■ Task item
Please reproduce the data in its entirety, word for word.

■ Extracted material
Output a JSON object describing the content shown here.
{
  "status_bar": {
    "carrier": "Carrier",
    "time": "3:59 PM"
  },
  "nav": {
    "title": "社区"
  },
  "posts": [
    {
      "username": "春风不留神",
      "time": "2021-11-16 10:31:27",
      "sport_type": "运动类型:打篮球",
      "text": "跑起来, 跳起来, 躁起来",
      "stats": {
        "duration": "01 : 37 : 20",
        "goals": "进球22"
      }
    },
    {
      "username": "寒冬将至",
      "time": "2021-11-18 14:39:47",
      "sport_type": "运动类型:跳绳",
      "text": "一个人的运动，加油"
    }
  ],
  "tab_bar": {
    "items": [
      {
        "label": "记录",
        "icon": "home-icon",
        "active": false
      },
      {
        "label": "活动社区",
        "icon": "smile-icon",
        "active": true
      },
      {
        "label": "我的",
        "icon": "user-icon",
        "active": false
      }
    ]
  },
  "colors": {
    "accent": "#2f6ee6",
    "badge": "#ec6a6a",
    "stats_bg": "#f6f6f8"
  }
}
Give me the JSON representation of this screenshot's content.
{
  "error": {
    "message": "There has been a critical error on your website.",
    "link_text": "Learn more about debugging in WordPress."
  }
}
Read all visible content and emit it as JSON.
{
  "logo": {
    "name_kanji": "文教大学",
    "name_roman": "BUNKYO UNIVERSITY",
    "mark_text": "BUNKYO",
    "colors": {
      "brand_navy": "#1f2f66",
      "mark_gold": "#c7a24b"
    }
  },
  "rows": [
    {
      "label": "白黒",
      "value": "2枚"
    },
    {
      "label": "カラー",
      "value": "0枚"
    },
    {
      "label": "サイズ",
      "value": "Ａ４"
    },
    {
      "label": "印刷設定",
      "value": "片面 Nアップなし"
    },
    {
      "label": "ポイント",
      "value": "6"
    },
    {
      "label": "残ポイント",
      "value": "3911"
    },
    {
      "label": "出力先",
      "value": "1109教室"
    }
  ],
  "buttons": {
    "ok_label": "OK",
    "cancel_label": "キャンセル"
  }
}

■ Final answer
Output a JSON object describing the content shown here.
{
  "status_bar": {
    "carrier": "Carrier",
    "time": "3:59 PM"
  },
  "nav": {
    "title": "社区"
  },
  "posts": [
    {
      "username": "春风不留神",
      "time": "2021-11-16 10:31:27",
      "sport_type": "运动类型:打篮球",
      "text": "跑起来, 跳起来, 躁起来",
      "stats": {
        "duration": "01 : 37 : 20",
        "goals": "进球22"
      }
    },
    {
      "username": "寒冬将至",
      "time": "2021-11-18 14:39:47",
      "sport_type": "运动类型:跳绳",
      "text": "一个人的运动，加油"
    }
  ],
  "tab_bar": {
    "items": [
      {
        "label": "记录",
        "icon": "home-icon",
        "active": false
      },
      {
        "label": "活动社区",
        "icon": "smile-icon",
        "active": true
      },
      {
        "label": "我的",
        "icon": "user-icon",
        "active": false
      }
    ]
  },
  "colors": {
    "accent": "#2f6ee6",
    "badge": "#ec6a6a",
    "stats_bg": "#f6f6f8"
  }
}
Give me the JSON representation of this screenshot's content.
{
  "error": {
    "message": "There has been a critical error on your website.",
    "link_text": "Learn more about debugging in WordPress."
  }
}
Read all visible content and emit it as JSON.
{
  "logo": {
    "name_kanji": "文教大学",
    "name_roman": "BUNKYO UNIVERSITY",
    "mark_text": "BUNKYO",
    "colors": {
      "brand_navy": "#1f2f66",
      "mark_gold": "#c7a24b"
    }
  },
  "rows": [
    {
      "label": "白黒",
      "value": "2枚"
    },
    {
      "label": "カラー",
      "value": "0枚"
    },
    {
      "label": "サイズ",
      "value": "Ａ４"
    },
    {
      "label": "印刷設定",
      "value": "片面 Nアップなし"
    },
    {
      "label": "ポイント",
      "value": "6"
    },
    {
      "label": "残ポイント",
      "value": "3911"
    },
    {
      "label": "出力先",
      "value": "1109教室"
    }
  ],
  "buttons": {
    "ok_label": "OK",
    "cancel_label": "キャンセル"
  }
}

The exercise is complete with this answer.